i) First is North Korea’s increasingly unclear intentions – missile launches by North Korea that flew over Japan in the past two decades were preceded by advance warnings, making this the first time since the 1998 Taepodong-1 missile launch that North Korea did not give prior warnings.

ii) Second is the advancement of North Korean missile and nuclear weapons capabilities, which makes it much more threatening than in the past.

iii) Third is the recent increasing tensions between the U.S. and North Korea, where fiery rhetoric is no longer limited to a one-way street.

iv) Fourth is the lack of effective means by the international society to prevent North Korea from further developing its missile and nuclear weapons program, with the missile being launched immediately after the unanimous adoption of resolution 2371.

v) Fifth is the strong belief held by security experts in Japan that North Korea’s nuclear weapons, if they are to be used, will be against Japan.

Cai Jian: The U.S., South Korea and North Korea are actually provoking each other. I don’t think it’s objective or fair to only label North Korea’s missile tests as “provocative.” Both sides share the responsibility.



Japanese Prime Minister Shinzo Abe has spoken of the “grave” provocation of the launch | Photo:

4. What can and should the international community do in response to this test?

John Delury: Japan does play a key role because of the trajectory flying over their territory. This is a challenge but an opportunity for the Abe government to play a leadership role.

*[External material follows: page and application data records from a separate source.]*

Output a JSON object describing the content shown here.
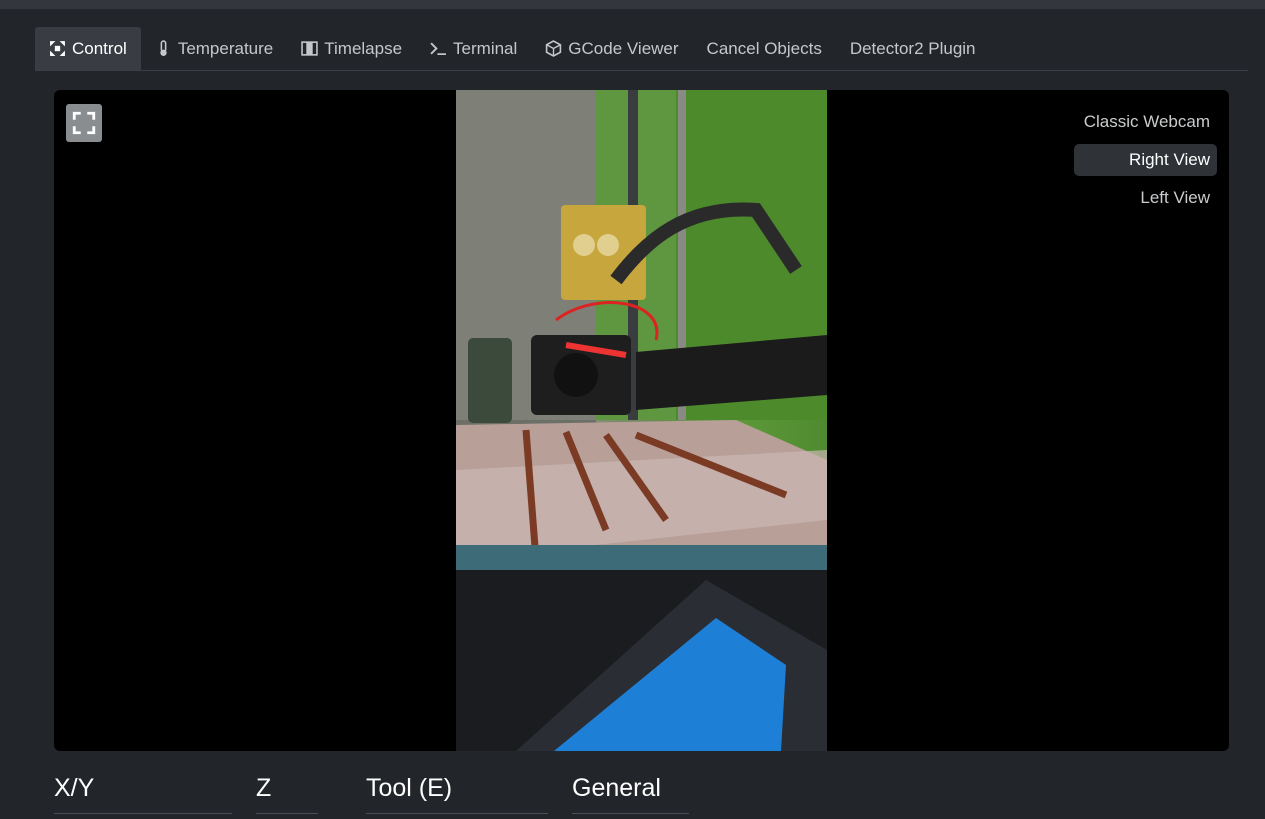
{
  "tabs": [
    {
      "label": "Control",
      "icon": "control-arrows-icon",
      "active": true
    },
    {
      "label": "Temperature",
      "icon": "thermometer-icon",
      "active": false
    },
    {
      "label": "Timelapse",
      "icon": "film-icon",
      "active": false
    },
    {
      "label": "Terminal",
      "icon": "terminal-icon",
      "active": false
    },
    {
      "label": "GCode Viewer",
      "icon": "cube-icon",
      "active": false
    },
    {
      "label": "Cancel Objects",
      "icon": "",
      "active": false
    },
    {
      "label": "Detector2 Plugin",
      "icon": "",
      "active": false
    }
  ],
  "webcam": {
    "fullscreen_icon": "fullscreen-icon",
    "views": [
      {
        "label": "Classic Webcam",
        "active": false
      },
      {
        "label": "Right View",
        "active": true
      },
      {
        "label": "Left View",
        "active": false
      }
    ]
  },
  "sections": {
    "xy": "X/Y",
    "z": "Z",
    "tool": "Tool (E)",
    "general": "General"
  },
  "colors": {
    "background": "#222529",
    "active_tab": "#393d43",
    "webcam_bg": "#000000"
  }
}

Abe once said he would go to Pyongyang if it would help get the abducted Japanese citizens released. Would he go to Pyongyang, if it would help reduce hostility and risks?

It’s the middle of the night in the United States, but in the morning, someone is going to wake up and get on Twitter, and possibly throw everything off course. So Tokyo and Seoul have to frame this and work on a response, have that already in some kind of motion before the rhetoric potentially escalates in a way that Japanese people probably don’t want.

I think this requires proactive regional, bilateral diplomacy more than it demands another round at UN security council.

Zhang Huizhi: There is no way to stop its ICBM now. South Korea is unwilling to use military approaches. The current face-off would last another while until the U.S. agrees to sit down.

The U.S. still owns the decision rights. What the international society can do now is preventing the outbreak of the war, keeping advocating the importance of peace. The U.S.’s attitude is the most crucial factor.

To me, the problem is Trump’s unpredictability. Pyongyang knows its own capability. We need to let Trump understand the consequence of war. Pyongyang’s nuclear weapon is for leverage. They have enough rationality not to actively attacking other people.

Ji-young Park: Sanctions through UN and discussions for more comprehensive sanctions measures will be pursued. At the level of individual countries, more stringent compliance with existing UN sanctions is required.



Akira Igata: United condemnation from the UNSC, full implementation of resolution 2371, and increased international pressure on China and Russia to fully align with the international community in dealing with North Korea.

Mounting this pressure should not be limited to the usual trilateral framework of Japan, U.S., and ROK. The increased missile range of North Korea implies that Australia, Europe, and the Middle East are all within range, which may lead some countries to perceive North Korea to be an increasing threat to themselves and opt to play a more active role compared to the past.

Cai Jian: China’s position is that both sides share responsibility (for the escalation). Both sides are obligated to sit down to negotiate. Both sides haven’t been able to sit down because the tension hasn’t reached the breaking point.

South Korea and the U.S. are still insisting the precondition for negotiation. The U.S. is reluctant to accept the current status of North Korea, but I think the international society would eventually be forced to accept it. That’s why China thinks starting to talk sooner is better than later.

Edited by Oliver Hotham

Featured Image: U.S. Department of State

Skip to toolbar